21 Oct. 2010 | Comments (0)
- The largest companies (by revenue) predominantly elect directors via majority voting. More than three-quarters of companies in the largest revenue group utilize some form of majority voting, and 95.1 percent also include a mandatory resignation policy.
- Boards increasingly focus on risk oversight. Almost all financial companies with asset value equal to $10 billion or more have a designated chief risk officer. Nearly half of all non-financial companies and 46.2 percent of manufacturing companies have an enterprise risk management committee at the management level.
- Large companies, in particular, utilize clawback provisions.

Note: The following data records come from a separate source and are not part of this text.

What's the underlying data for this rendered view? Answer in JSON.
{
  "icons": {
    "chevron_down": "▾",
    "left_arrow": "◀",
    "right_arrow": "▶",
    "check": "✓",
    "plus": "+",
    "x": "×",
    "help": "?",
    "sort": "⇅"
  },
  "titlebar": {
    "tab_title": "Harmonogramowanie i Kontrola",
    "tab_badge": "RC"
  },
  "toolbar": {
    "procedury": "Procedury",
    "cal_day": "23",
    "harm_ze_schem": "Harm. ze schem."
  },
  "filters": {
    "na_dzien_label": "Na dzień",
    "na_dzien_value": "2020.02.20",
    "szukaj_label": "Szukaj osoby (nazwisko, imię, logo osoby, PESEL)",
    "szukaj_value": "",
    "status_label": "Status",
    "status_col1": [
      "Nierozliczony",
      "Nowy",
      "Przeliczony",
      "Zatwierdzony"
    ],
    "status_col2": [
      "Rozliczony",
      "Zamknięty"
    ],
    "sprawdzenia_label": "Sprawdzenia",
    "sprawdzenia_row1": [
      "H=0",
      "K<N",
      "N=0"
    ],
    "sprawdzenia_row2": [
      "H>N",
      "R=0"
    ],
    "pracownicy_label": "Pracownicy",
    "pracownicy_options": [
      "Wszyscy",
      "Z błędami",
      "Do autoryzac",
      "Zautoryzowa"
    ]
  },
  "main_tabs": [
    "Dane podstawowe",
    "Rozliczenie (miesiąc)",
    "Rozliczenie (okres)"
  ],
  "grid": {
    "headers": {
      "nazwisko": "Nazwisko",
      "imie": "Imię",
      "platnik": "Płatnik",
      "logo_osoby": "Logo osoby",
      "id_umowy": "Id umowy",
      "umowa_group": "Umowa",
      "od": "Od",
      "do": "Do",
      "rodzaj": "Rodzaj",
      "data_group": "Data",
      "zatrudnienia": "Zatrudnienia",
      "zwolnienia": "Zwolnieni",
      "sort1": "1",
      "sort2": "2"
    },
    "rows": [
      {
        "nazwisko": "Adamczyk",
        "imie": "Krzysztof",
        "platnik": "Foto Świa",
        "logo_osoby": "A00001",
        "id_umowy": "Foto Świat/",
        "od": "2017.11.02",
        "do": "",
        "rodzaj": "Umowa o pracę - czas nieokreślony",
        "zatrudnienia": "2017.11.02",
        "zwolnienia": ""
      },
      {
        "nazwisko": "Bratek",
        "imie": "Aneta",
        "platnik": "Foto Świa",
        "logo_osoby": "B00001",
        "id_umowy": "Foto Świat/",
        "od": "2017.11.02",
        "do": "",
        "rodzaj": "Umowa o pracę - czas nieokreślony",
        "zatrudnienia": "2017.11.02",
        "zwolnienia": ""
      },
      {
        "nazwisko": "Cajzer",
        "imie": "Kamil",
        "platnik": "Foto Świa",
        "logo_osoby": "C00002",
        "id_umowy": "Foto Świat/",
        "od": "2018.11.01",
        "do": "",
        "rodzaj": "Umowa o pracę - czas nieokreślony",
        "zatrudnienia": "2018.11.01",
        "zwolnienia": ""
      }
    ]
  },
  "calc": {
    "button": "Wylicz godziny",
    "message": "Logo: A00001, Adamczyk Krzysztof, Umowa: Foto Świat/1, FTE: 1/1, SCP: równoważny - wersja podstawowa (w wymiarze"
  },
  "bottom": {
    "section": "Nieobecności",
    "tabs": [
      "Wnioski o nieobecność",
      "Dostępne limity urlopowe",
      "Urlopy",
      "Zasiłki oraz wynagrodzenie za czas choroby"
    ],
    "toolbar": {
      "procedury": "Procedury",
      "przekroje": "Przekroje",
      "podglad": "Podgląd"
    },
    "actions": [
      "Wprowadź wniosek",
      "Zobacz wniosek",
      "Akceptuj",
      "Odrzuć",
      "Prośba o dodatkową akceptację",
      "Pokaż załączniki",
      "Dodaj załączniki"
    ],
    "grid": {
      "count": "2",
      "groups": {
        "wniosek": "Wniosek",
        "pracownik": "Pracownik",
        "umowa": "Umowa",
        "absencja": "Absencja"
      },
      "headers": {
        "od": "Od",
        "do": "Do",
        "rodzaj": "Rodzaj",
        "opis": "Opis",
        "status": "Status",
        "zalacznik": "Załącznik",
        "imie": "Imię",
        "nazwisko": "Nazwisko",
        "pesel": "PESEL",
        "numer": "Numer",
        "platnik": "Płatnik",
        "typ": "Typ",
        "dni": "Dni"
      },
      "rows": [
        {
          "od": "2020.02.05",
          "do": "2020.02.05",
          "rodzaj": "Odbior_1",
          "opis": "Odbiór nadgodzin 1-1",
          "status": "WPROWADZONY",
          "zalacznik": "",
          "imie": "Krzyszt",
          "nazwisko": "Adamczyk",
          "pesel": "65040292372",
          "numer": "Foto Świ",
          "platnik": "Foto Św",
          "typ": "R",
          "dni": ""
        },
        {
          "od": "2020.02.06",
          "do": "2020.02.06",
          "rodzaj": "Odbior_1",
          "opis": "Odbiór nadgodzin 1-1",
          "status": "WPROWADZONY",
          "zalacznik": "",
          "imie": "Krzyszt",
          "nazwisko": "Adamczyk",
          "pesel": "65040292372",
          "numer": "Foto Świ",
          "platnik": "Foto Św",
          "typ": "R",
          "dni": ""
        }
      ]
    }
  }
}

At least 40 percent of companies in the manufacturing and non-financial services industries have adopted clawback provisions to recoup executive compensation in the case of a restatement or fraud.
- Shareholder approval of executive compensation (Say on Pay): Section 14A (a) of the Exchange Act would require such votes to take place at least once every three years beginning with the first shareholders’ meetings taking place on or after Jan. 21, 2011. Such a vote would have to be disclosed in the annual proxy statement and the Compensation Discussion & Analysis would have to include whether a company considered the results of the non-binding vote.
- Shareholder approval of the frequency of shareholder votes on executive compensation: Starting with Jan. 21, 2011, at least once every six years companies would have to allow shareholders to vote on how often they would hold Say on Pay votes.
- Shareholder approval and disclosure of golden parachute arrangements: Companies would have to disclose compensation arrangements for executive officers in connection with mergers, going private transactions and third party tender offers. Also, companies would have to provide a shareholder advisory vote to approve such golden parachute arrangements in merger proxy statements.
- Institutional investment manager reporting of votes: Such managers would have to file annual statements with the SEC disclosing their votes on Say on Pay, frequency of Say on Pay, and golden parachute arrangements. The rule would apply to every institutional investment manager who manages certain equity securities with an aggregate fair market value of at least $100 million.